The key proposals of the budget include some special measures taken for the agricultural sector, primary among which was increasing agricultural loans from Rs.1.8 trillion to Rs.2.25 trillion. The budget has proposed no increase in duties on import of essential items and no new taxes for the upcoming year. Exemption of customs duties on import of seeds for sowing to promote growth in the agricultural sector. Withdrawal of capping of the fixed duties and taxes on the import of old and used vehicles of Asian Makes above 1300CC, services provided by restaurants including cafes, food (including ice cream), parlours, coffee houses, coffee shops, food huts, eateries, resorts and similar cooked and prepared or ready-to-eat food service outlets are proposed to be taxed at 5 per cent if payment is made through debit or credit cards, mobile wallets or QR scanning. There is also a grant of exemption of sales tax on contraceptives and accessories. It has also proposed increase in withholding tax rate from 1% to 5% on payment to non-residents through debit/credit or prepaid cards. Exemption of customs duties on import of shrimps/prawns/juvenile for breeding in commercial fish farms and hatcheries. For the first time ever, Rs.1 billion has been allocated for health insurance of working journalists.

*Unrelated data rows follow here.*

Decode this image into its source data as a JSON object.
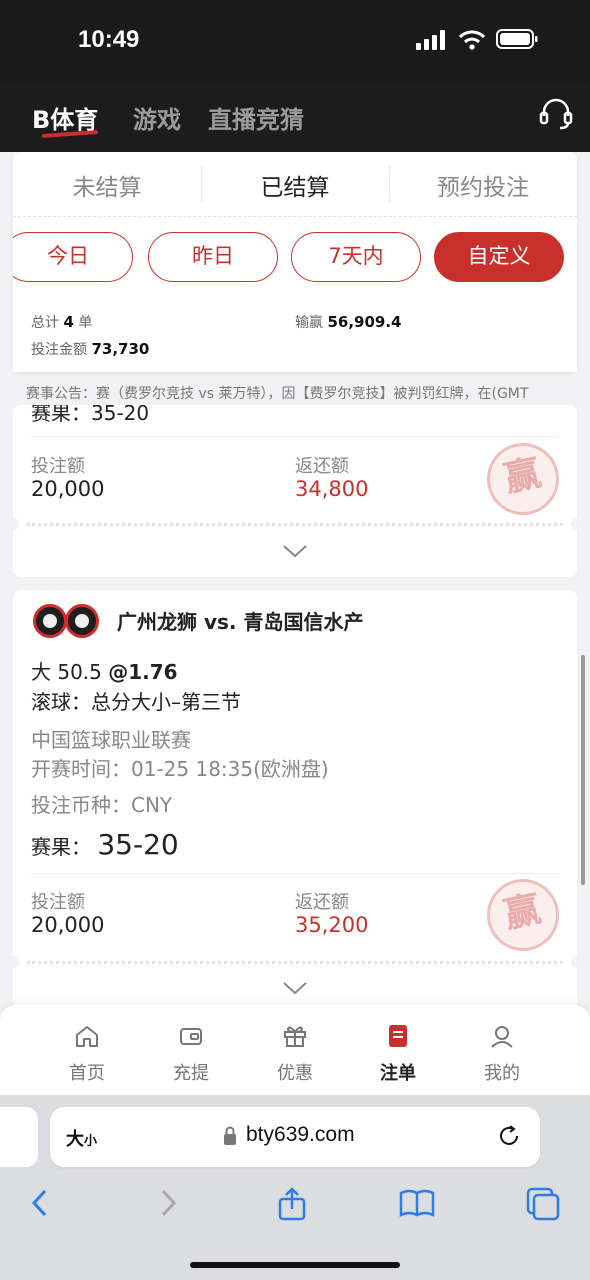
{
  "status": {
    "time": "10:49"
  },
  "topnav": {
    "tabs": [
      {
        "label": "B体育"
      },
      {
        "label": "游戏"
      },
      {
        "label": "直播竞猜"
      }
    ]
  },
  "subtabs": [
    {
      "label": "未结算"
    },
    {
      "label": "已结算"
    },
    {
      "label": "预约投注"
    }
  ],
  "date_filters": [
    {
      "label": "今日"
    },
    {
      "label": "昨日"
    },
    {
      "label": "7天内"
    },
    {
      "label": "自定义"
    }
  ],
  "summary": {
    "total_label": "总计",
    "total_count": "4",
    "total_unit": "单",
    "stake_label": "投注金额",
    "stake_value": "73,730",
    "winloss_label": "输赢",
    "winloss_value": "56,909.4"
  },
  "notice": "赛事公告：赛（费罗尔竞技 vs 莱万特），因【费罗尔竞技】被判罚红牌，在(GMT",
  "bets": [
    {
      "result_partial": "赛果：35-20",
      "stake_label": "投注额",
      "stake": "20,000",
      "return_label": "返还额",
      "return": "34,800",
      "stamp": "赢"
    },
    {
      "match": "广州龙狮 vs. 青岛国信水产",
      "selection": "大 50.5",
      "odds": "@1.76",
      "market": "滚球：总分大小–第三节",
      "league": "中国篮球职业联赛",
      "start_time": "开赛时间：01-25 18:35(欧洲盘)",
      "currency": "投注币种：CNY",
      "result_label": "赛果：",
      "result_score": "35-20",
      "stake_label": "投注额",
      "stake": "20,000",
      "return_label": "返还额",
      "return": "35,200",
      "stamp": "赢"
    }
  ],
  "tabbar": [
    {
      "label": "首页",
      "icon": "home-icon"
    },
    {
      "label": "充提",
      "icon": "wallet-icon"
    },
    {
      "label": "优惠",
      "icon": "gift-icon"
    },
    {
      "label": "注单",
      "icon": "betslip-icon"
    },
    {
      "label": "我的",
      "icon": "user-icon"
    }
  ],
  "browser": {
    "text_size_label": "大",
    "text_size_small": "小",
    "url": "bty639.com"
  },
  "colors": {
    "accent": "#c9302c",
    "dark": "#1c1c1c"
  }
}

The other significant measures suggested in the budget are that the tax collection target for the FBR has been set at Rs.9,200 billion that is 23 per cent higher than last year’s target. It is required to be seen of the FBR has the necessary wherewithal to meet this target as it is reportedly going to miss the target set in the previous year. The budget deficit is budgeted at Rs.6,923 billion which is 82% higher than last year’s Rs.3,797 billion. This year, fiscal deficit is 6.54% of the GDP and last year the deficit was 4.9% of the GDP. Following last year’s actual high inflation at 28.2% the government has set a target of 21% for the next fiscal year that is highly unlikely to be achieved. This reality is borne out by the finance minister himself who said that the government had realised it would have to take extremely painful steps for economic rehabilitation adding that doing so would cause poverty and inflation to increase. Total allocations for the Public Sector Development Programme (PSDP) have been budgeted at Rs.2,709 bn up 25% from Rs.2,158.8 billion last year. The Weekender